In a horror car crash, two teen girls are being charged with murder after attempting to carjack an Uber Eats driver in Washington, D.C., causing a wreck after a struggle inside the vehicle. The story is a disturbing reflection of the deterioration of our moral compass and the lack of parental guidance in society.

For Mohammad Anwar, a 66-year-old immigrant from Pakistan, his shift with Uber Eats likely started like any other—but all that changed when two teen girls, ages 13 and 15, targeted Anwar and attempted to steal his vehicle using a taser as a threat.

According to reports, the girls had tased Anwar before entering his vehicle and attempted to steal it. Anwar ended up leaning outside the driver-side window of the car, yelling, “This is my car.” Bystanders were also looking on, with one yelling at the girls to “Stop it.”

As he was leaning out the car through the window, one of the girls floored the vehicle and it took off, crashing moments later.

Anwar, who came to America in 2014 for a better life, died from his injuries.

The girls are currently facing felony charges of murder and armed carjacking and have not been identified, as they’ve initially appeared in juvenile court.
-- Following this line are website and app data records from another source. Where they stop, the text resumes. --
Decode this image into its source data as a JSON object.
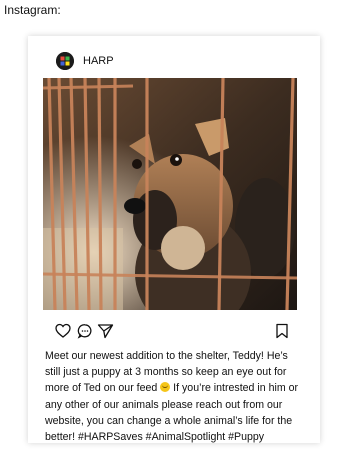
{
  "page_label": "Instagram:",
  "post": {
    "username": "HARP",
    "avatar_icon": "harp-logo-icon",
    "image_alt": "puppy-behind-cage-photo",
    "actions": {
      "like_icon": "heart-icon",
      "comment_icon": "comment-icon",
      "share_icon": "send-icon",
      "save_icon": "bookmark-icon"
    },
    "caption": {
      "part1": "Meet our newest addition to the shelter, Teddy! He’s still just a puppy at 3 months so keep an eye out for more of Ted on our feed ",
      "emoji": "smiling-face-emoji",
      "part2": " If you’re intrested in him or any other of our animals please reach out from our website, you can change a whole animal’s life for the better! #HARPSaves #AnimalSpotlight #Puppy"
    }
  },
  "colors": {
    "accent_icon": "#111111",
    "emoji": "#f5c518"
  }
}
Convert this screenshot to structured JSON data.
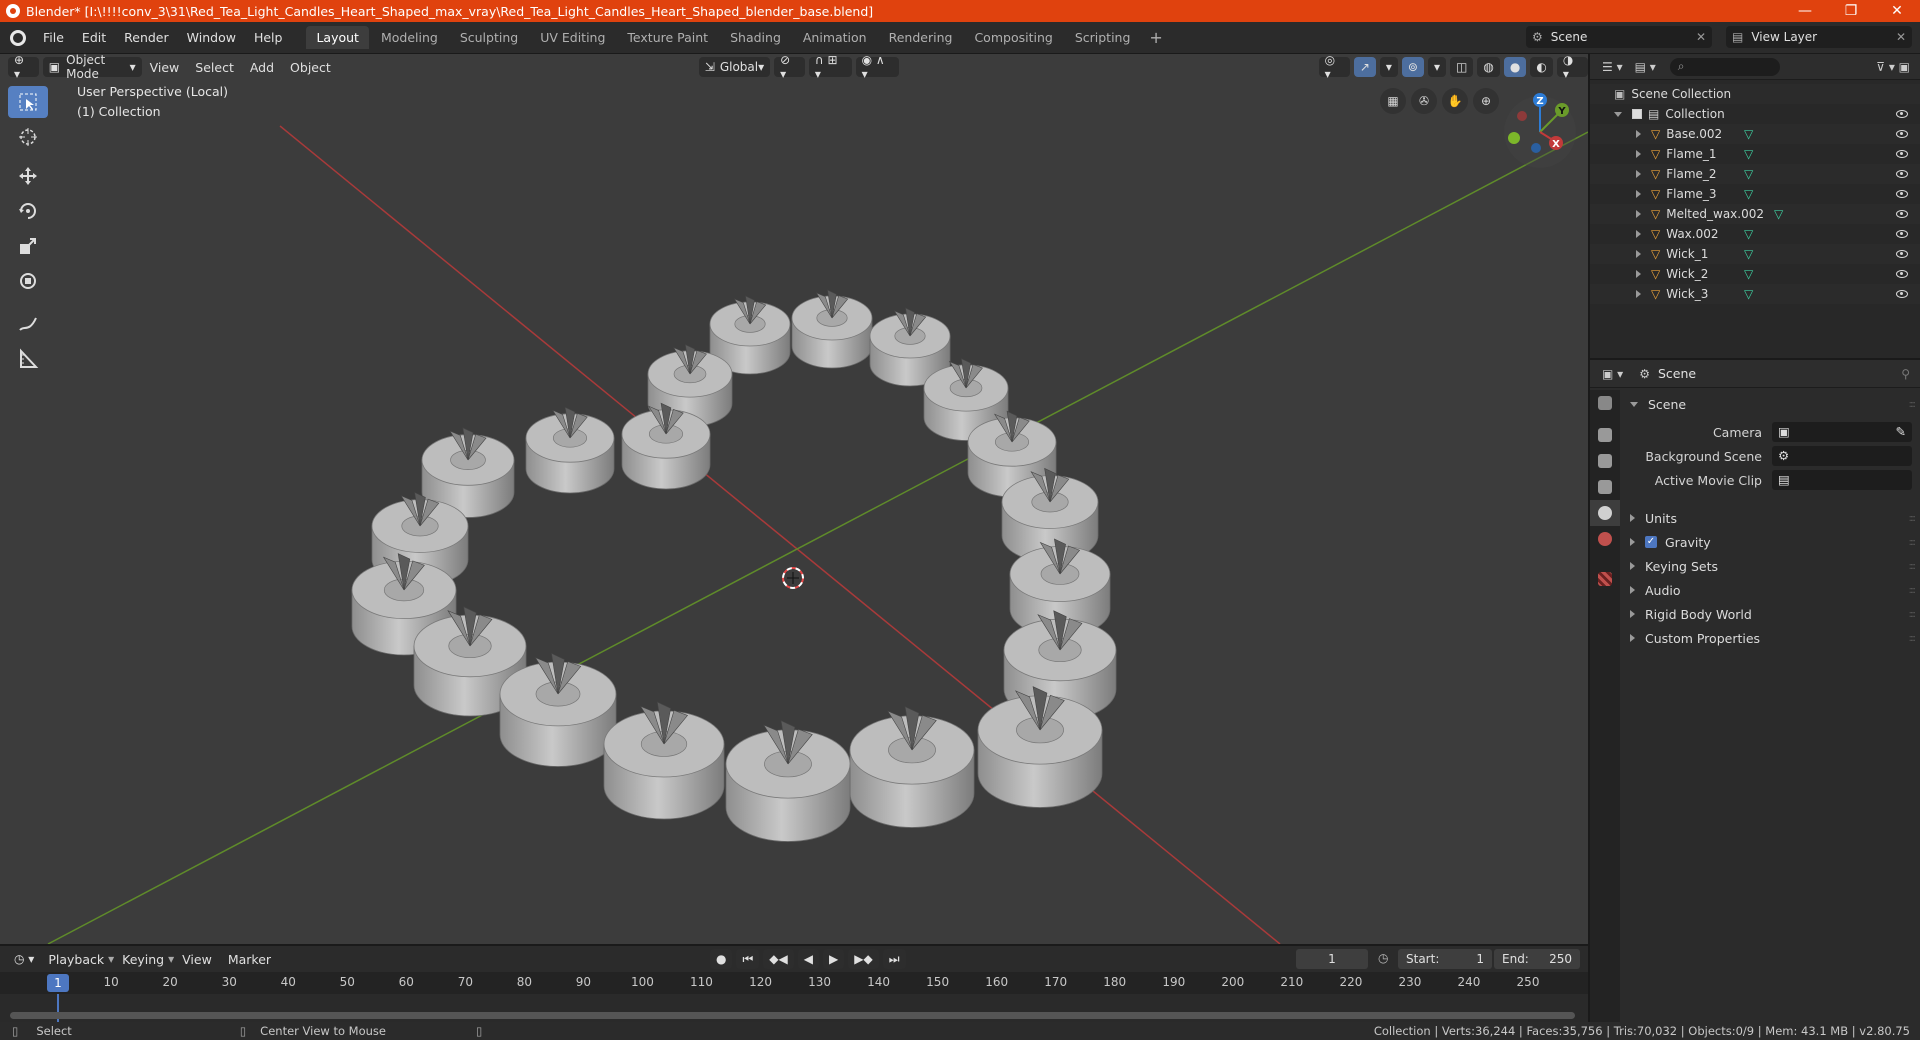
{
  "window": {
    "title": "Blender* [I:\\!!!!conv_3\\31\\Red_Tea_Light_Candles_Heart_Shaped_max_vray\\Red_Tea_Light_Candles_Heart_Shaped_blender_base.blend]",
    "minimize": "—",
    "maximize": "❐",
    "close": "✕"
  },
  "menu": {
    "items": [
      "File",
      "Edit",
      "Render",
      "Window",
      "Help"
    ],
    "workspaces": [
      "Layout",
      "Modeling",
      "Sculpting",
      "UV Editing",
      "Texture Paint",
      "Shading",
      "Animation",
      "Rendering",
      "Compositing",
      "Scripting"
    ],
    "active_workspace": "Layout",
    "add_tab": "+",
    "scene": "Scene",
    "view_layer": "View Layer"
  },
  "viewport": {
    "mode": "Object Mode",
    "menus": [
      "View",
      "Select",
      "Add",
      "Object"
    ],
    "orientation": "Global",
    "overlay_line1": "User Perspective (Local)",
    "overlay_line2": "(1) Collection",
    "gizmo": {
      "z": "Z",
      "y": "Y",
      "x": "X"
    },
    "colors": {
      "x_axis": "#c23a3a",
      "y_axis": "#6a9b2a",
      "background": "#3c3c3c",
      "grid": "#464646"
    }
  },
  "outliner": {
    "root": "Scene Collection",
    "collection": "Collection",
    "objects": [
      "Base.002",
      "Flame_1",
      "Flame_2",
      "Flame_3",
      "Melted_wax.002",
      "Wax.002",
      "Wick_1",
      "Wick_2",
      "Wick_3"
    ]
  },
  "properties": {
    "header": "Scene",
    "panel_title": "Scene",
    "fields": {
      "camera": "Camera",
      "background_scene": "Background Scene",
      "active_movie_clip": "Active Movie Clip"
    },
    "subpanels": [
      "Units",
      "Gravity",
      "Keying Sets",
      "Audio",
      "Rigid Body World",
      "Custom Properties"
    ],
    "gravity_checked": true
  },
  "timeline": {
    "menus": [
      "Playback",
      "Keying",
      "View",
      "Marker"
    ],
    "current_frame": "1",
    "start_label": "Start:",
    "start": "1",
    "end_label": "End:",
    "end": "250",
    "ruler_marks": [
      "10",
      "20",
      "30",
      "40",
      "50",
      "60",
      "70",
      "80",
      "90",
      "100",
      "110",
      "120",
      "130",
      "140",
      "150",
      "160",
      "170",
      "180",
      "190",
      "200",
      "210",
      "220",
      "230",
      "240",
      "250"
    ],
    "ruler_current": "1"
  },
  "status": {
    "left_action": "Select",
    "middle_action": "Center View to Mouse",
    "stats": "Collection | Verts:36,244 | Faces:35,756 | Tris:70,032 | Objects:0/9 | Mem: 43.1 MB | v2.80.75"
  }
}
Due to the severity of the charges and the situation, it’s possible that the prosecutor will ask that the girls are charged as adults.

In a statement, Anwar’s family said, “The family is devastated by this senseless crime. Mohammad Anwar was a father, a grandfather, a husband, a brother and uncle beloved by many here in the U.S. and in Pakistan. … The loss for his family is immeasurable.”

The family is currently raising money for a traditional Islamic funeral.

Sadly, this is a growing trend in the nation’s capital, which saw a 350% surge in carjackings over the last year.

In addition to the two teen girls, two teenage boys were also arrested for back-to-back carjackings two days after Anwar’s death. The boys were armed with a handgun and “demanded the victim exit the vehicle,” according to an official statement from the D.C. Metropolitan Police Department. Two other teen boys, ages 13 and 14, were also arrested in that same timeframe. The police report that the boys threatened the victims with a knife and physical violence.

This story is shocking and horrible. How could two teenage girls, who should be more concerned about the latest makeup and fashion trends while crushing on the latest teen heartthrob, become armed carjackers and killers?

Chuck Colson is the founder of the Colson Center and Prison Fellowship, and he shared a bit in one blog post in 1994 about his thoughts on the moral decay of America’s youth.

Entitled “A Mirror of Our Morals,” Colson wrote, “What we’re witnessing is the rise of crime without conscience: kids who have no sense of right and wrong. In psychiatry, this is called psychopathic behavior. Today it’s called commonplace behavior. Even ‘nice’ kids show signs of having lost their moral compass. A Josephson Institute study found that about a third of all high-school-aged teens have stolen from a store. Two-thirds have cheated on exams. And the younger the age, the more cynical the attitude toward moral questions.

“The fact is that crime is merely an extreme expression of a moral relativism pervading all levels of society. As Myron Magnet argues in The Dream and the Nightmare, dangerous crime has grown from dangerous ideas. Beginning with intellectuals and artists, Western elites denied the existence of a universal, transcendent moral standard. Morality was defined as subjective, an idea that hit the streets in the phrase ‘do your own thing.’ And criminals did. Ideas and values. These are what determine whether people commit crimes or not.

“The most powerful curb on crime is not external force. It’s the internal guidance of conscience informed by transcendent moral precepts. … (We should) direct our attention to the deeper need: devising policies that strengthen families, schools, and neighborhood programs, where real moral education takes place. Unless we find ways to cultivate conscience, we will never build enough prisons or hire enough police.”

Colson knows a bit about this moral decay. As a special counsel member to President Richard Nixon, Colson was involved in the Watergate Scandal and spent time in prison for his role before converting to evangelical Christianity and founding two ministries.

The teenage girls and boys that engaged in these horrific and violent crimes must be held accountable for their actions, but what’s the best way to prevent such tragic situations in the future? Are changes in governmental policy the answer? Or is focusing on strengthening the family and establishing a strong moral foundation in youth throughout the country what will help?

Photo from GoFundMe account